Reflections on Quarantine
In many ways, Fort Collins looks the same way it always does in midsummer. The trees lining Old Town’s streets are full and vividly green again. Patio umbrellas are open to keep the occasional afternoon drizzle or piercing heat of July at bay. The days have lengthened, stretching long into the evening until the sun finally slips beneath the Rocky Mountains. Quiet, quarantined spring days have given way to a town beginning to open up its doors and discover itself again.
Despite the familiarity of another hot Colorado summer, this year has brought more changes and challenges than many years past. No matter how beautiful the season unfolding outside can be, the season going on inside each of us has often felt strange, scary, and raw.
This year has weighed on our hearts. We’ve felt the strain of unknowns and wrestled with the lack of control. We’ve experienced heavy and complex emotions, sorting through our own feelings as well as the feelings of those around us. We’ve learned to let ourselves grieve the things that could have been. We’ve had good days, in between days, and difficult days when everything felt a bit too much.
Of course the separation from our friends, favorite places, and the shop was not what we envisioned when we started the year. But as we slowly begin to look back on our time in quarantine, we can’t help but be blown away by the uniquely profound lessons learned during these past few months. For some, time away gave exactly that: time.
Time to pause and practice what brings us peace.
Time to connect in creative ways with the people we love most.
Time to let go of unhealthy striving and find joy in simplicity.
Time to rest and re-evaluate what truly matters.
Time to intentionally recognize that the world we live in isn't safe and just for all.
These lessons have shaped our team in ways we can barely grasp in the present. But even as we begin to open our doors a little wider and catch glimpses of a life beyond quarantine, we want to hold on to the beautiful things even a difficult time such as this has taught us.
More than anything, seeing the ways our Sunday family has stayed connected to one another has comforted and encouraged us! You’ve taken disrupted routines and made new ones that press in to your passions. You’ve supported the countless small businesses that make your hometowns home. You’ve uplifted your loved ones in so many creative and compassionate ways, telling them how much they matter. And you’ve welcomed us back to the neighborhood with sincerity and smiles behind your masks.

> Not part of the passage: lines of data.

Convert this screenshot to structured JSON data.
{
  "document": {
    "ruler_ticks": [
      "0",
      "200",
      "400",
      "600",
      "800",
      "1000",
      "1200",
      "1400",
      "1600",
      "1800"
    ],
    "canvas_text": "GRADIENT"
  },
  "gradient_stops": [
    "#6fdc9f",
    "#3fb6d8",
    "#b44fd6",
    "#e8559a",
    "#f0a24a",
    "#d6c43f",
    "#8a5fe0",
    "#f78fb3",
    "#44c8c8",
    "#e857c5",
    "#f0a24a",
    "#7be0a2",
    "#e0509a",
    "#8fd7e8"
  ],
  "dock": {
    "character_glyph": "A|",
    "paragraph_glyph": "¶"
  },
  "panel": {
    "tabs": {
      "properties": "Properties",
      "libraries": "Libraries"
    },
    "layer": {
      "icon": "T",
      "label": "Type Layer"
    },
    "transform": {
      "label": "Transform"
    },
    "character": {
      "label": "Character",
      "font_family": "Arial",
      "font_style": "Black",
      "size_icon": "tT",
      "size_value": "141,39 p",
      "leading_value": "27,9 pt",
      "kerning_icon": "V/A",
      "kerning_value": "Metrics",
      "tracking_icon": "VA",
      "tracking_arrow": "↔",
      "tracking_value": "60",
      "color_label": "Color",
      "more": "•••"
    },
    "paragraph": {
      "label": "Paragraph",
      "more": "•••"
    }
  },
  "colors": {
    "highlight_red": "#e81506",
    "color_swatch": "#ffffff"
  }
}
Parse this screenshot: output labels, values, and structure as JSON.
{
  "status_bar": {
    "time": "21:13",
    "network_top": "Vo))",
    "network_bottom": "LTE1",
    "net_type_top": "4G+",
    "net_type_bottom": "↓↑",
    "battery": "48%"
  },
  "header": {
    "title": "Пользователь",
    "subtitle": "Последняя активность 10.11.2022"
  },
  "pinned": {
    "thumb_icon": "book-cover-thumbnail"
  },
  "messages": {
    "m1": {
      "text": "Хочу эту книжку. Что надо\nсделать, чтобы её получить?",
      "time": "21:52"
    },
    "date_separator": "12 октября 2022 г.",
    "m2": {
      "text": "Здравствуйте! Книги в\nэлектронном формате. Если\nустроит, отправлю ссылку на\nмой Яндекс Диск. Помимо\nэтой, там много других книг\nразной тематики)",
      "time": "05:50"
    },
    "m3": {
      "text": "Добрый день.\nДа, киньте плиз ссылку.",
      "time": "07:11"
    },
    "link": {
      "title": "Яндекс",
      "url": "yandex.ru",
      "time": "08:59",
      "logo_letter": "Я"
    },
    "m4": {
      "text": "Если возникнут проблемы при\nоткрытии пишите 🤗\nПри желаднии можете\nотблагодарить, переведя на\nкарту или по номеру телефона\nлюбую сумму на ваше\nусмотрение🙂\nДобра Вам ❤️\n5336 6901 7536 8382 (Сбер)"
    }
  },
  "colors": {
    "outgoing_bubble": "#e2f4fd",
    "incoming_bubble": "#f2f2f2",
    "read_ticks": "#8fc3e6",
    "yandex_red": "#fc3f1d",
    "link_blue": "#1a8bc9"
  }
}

In short, you’ve made this unprecedented time lighter, more beautiful. We can’t express how grateful we are to serve a community like ours.